Another suggested solution is to replace our petrol and diesel powered vehicles with Electric Vehicles (EVs.) Sounds reasonable doesn’t it – until we start asking a few questions. Questions like: how much raw material needs to be mined, moved, and processed in order to make one EV battery? One EV battery weighs approximately 450 kg. However, the answer to the question is 225,000 kg, i.e. 225 tonnes. That is five hundred times the weight of the battery!
Sounds like a lot of earth needs to be dug up, and lots of minerals mined, in order to reach our “renewable” goals. Perhaps it can be done. Perhaps the mining industry has sufficient earth moving machinery, or will procure it.
Well, yes, but!! But, what are we doing? Tearing into Mother Earth. Polluting water supplies. Disrupting indigenous communities. The damage to environments and people in South America (where minerals such as lithium and nickel are mined) and the Congo (which produces 70% of the world’s cobalt) is already well known.
A few months ago Rio Tinto received world-wide condemnation for blowing up a 46,000 year old site of cultural significance to the Puutu Kunti Kurrama and Pinikura people in Western Australia. Rio Tinto’s CEO and two other senior executives resigned as a result. This was not the first instance of such culturally significant desecration.
Can we really expect that future miners will not undertake similar destruction simply because the minerals they are exploiting are to be used in renewables?
I can hear the responses already. The technology will become more efficient. Perhaps. If it does though, it will be only small gains in efficiency. The big efficiency gains have already been made.
There is a limit (known as the Schockley-Queisser Limit) to converting photons to electrons in photovoltaic cells. It is 34%. Currently photovoltaic technology is 26% or slightly more. Most of the potential efficiency is already in the technology.3
Similarly for wind (where it is known as the Betz Limit) the limit of kinetic energy able to be utilised by a turbine is about 60%. Modern wind turbines exceed 45%.3

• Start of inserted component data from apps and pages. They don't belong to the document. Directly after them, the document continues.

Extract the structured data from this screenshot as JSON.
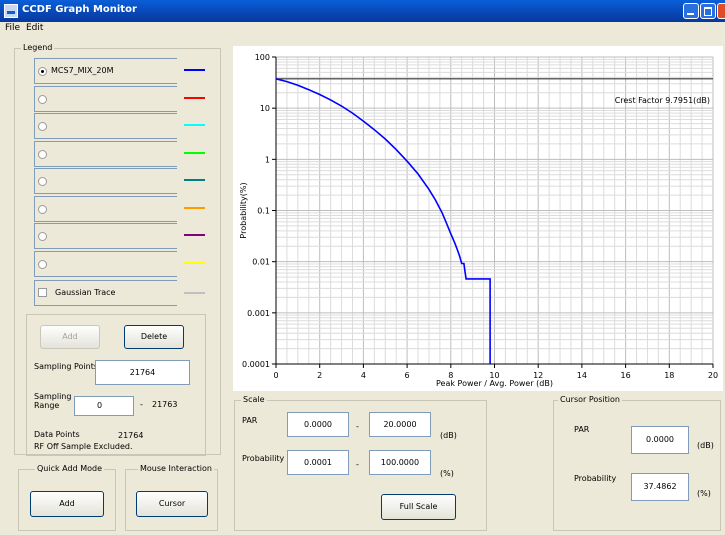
{
  "window": {
    "title": "CCDF Graph Monitor"
  },
  "menu": {
    "file": "File",
    "edit": "Edit"
  },
  "icons": {
    "app": "app-icon",
    "minimize": "minimize-icon",
    "maximize": "maximize-icon",
    "close": "close-icon"
  },
  "legend": {
    "title": "Legend",
    "rows": [
      {
        "label": "MCS7_MIX_20M",
        "selected": true,
        "color": "#0000ff"
      },
      {
        "label": "",
        "selected": false,
        "color": "#ff0000"
      },
      {
        "label": "",
        "selected": false,
        "color": "#00ffff"
      },
      {
        "label": "",
        "selected": false,
        "color": "#00ff00"
      },
      {
        "label": "",
        "selected": false,
        "color": "#008080"
      },
      {
        "label": "",
        "selected": false,
        "color": "#ff9900"
      },
      {
        "label": "",
        "selected": false,
        "color": "#800080"
      },
      {
        "label": "",
        "selected": false,
        "color": "#ffff00"
      }
    ],
    "gaussian": {
      "label": "Gaussian Trace",
      "checked": false,
      "color": "#c0c0c0"
    }
  },
  "controls": {
    "add_label": "Add",
    "delete_label": "Delete",
    "sampling_points_label": "Sampling Points",
    "sampling_points_value": "21764",
    "sampling_range_label": "Sampling Range",
    "sampling_range_from": "0",
    "sampling_range_dash": "-",
    "sampling_range_to": "21763",
    "data_points_label": "Data Points",
    "data_points_value": "21764",
    "rf_off_note": "RF Off Sample Excluded."
  },
  "quick_add": {
    "title": "Quick Add Mode",
    "button": "Add"
  },
  "mouse_interaction": {
    "title": "Mouse Interaction",
    "button": "Cursor"
  },
  "scale": {
    "title": "Scale",
    "par_label": "PAR",
    "par_min": "0.0000",
    "par_max": "20.0000",
    "par_unit": "(dB)",
    "prob_label": "Probability",
    "prob_min": "0.0001",
    "prob_max": "100.0000",
    "prob_unit": "(%)",
    "dash": "-",
    "full_scale": "Full Scale"
  },
  "cursor": {
    "title": "Cursor Position",
    "par_label": "PAR",
    "par_value": "0.0000",
    "par_unit": "(dB)",
    "prob_label": "Probability",
    "prob_value": "37.4862",
    "prob_unit": "(%)"
  },
  "chart_data": {
    "type": "line",
    "xlabel": "Peak Power / Avg. Power (dB)",
    "ylabel": "Probability(%)",
    "xlim": [
      0,
      20
    ],
    "ylim": [
      0.0001,
      100
    ],
    "yscale": "log",
    "grid": true,
    "x_ticks": [
      "0",
      "2",
      "4",
      "6",
      "8",
      "10",
      "12",
      "14",
      "16",
      "18",
      "20"
    ],
    "y_ticks": [
      "100",
      "10",
      "1",
      "0.1",
      "0.01",
      "0.001",
      "0.0001"
    ],
    "annotation": "Crest Factor 9.7951(dB)",
    "reference_line_y": 37.4862,
    "series": [
      {
        "name": "MCS7_MIX_20M",
        "color": "#0000ff",
        "x": [
          0,
          0.5,
          1,
          1.5,
          2,
          2.5,
          3,
          3.5,
          4,
          4.5,
          5,
          5.5,
          6,
          6.5,
          7,
          7.3,
          7.6,
          7.8,
          8.0,
          8.1,
          8.2,
          8.3,
          8.4,
          8.5,
          8.6,
          8.65,
          8.7,
          8.75,
          8.85,
          8.95,
          9.0,
          9.0,
          9.8,
          9.8
        ],
        "y": [
          37.5,
          33,
          28,
          23,
          18.5,
          14.5,
          11,
          8,
          5.6,
          3.8,
          2.5,
          1.55,
          0.92,
          0.52,
          0.26,
          0.16,
          0.09,
          0.057,
          0.035,
          0.028,
          0.022,
          0.017,
          0.013,
          0.0092,
          0.0092,
          0.0064,
          0.0046,
          0.0046,
          0.0046,
          0.0046,
          0.0046,
          0.0046,
          0.0046,
          0.0001
        ]
      }
    ]
  }
}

Besides, increasing efficiency does not reduce growth in the technology. Far from it. Mostly it increases growth. William Jevons (an English economist) noticed this paradox almost one hundred and sixty years ago. Jevons realised that technological improvements leading to increased efficiency in coal use, led – contrary to expectation – to greater coal consumption. The effect has been known as the Jevons Paradox ever since.
What to do then?
Some have pointed to these problems with renewables as evidence that we cannot step aside from fossil-fuels.
This author is not advocating that conclusion.
However, the above does imply (strongly I would suggest) that we need a renewed approach to how we think about renewables. That means we need to re-think the solutions we are offering if we intend to remain below a 2 degree rise in global temperature.
The renewable energy solution is one of supply. It looks to an alternative way to supply the electricity demanded by human beings.
What if we do a rethink, and start asking questions about demand? That means a renewed approach to our consumption levels.
Simply put – we are consuming too much. We are consuming more than Mother Earth can regenerate.
We must stop thinking about renewables and start thinking about de-growth. We must go into de-tox; recover from our addiction to consumption for consumptions sake.
1. These and the following data are from The Growing Role of Minerals and Metals for a Low Carbon Future, World Bank, 2017.
2. Presently (as of 2020) 61.1 billion tonnes of metal ore, fossil fuels, and non-metallic minerals are extracted from the Earth annually. www.theworldcounts.com (accessed 25 Nov 2020)
3. Mark P Mills (Massachusetts Institute of Technology), The ‘New Energy Economy’: An Exercise in Magical Thinking, March 2019.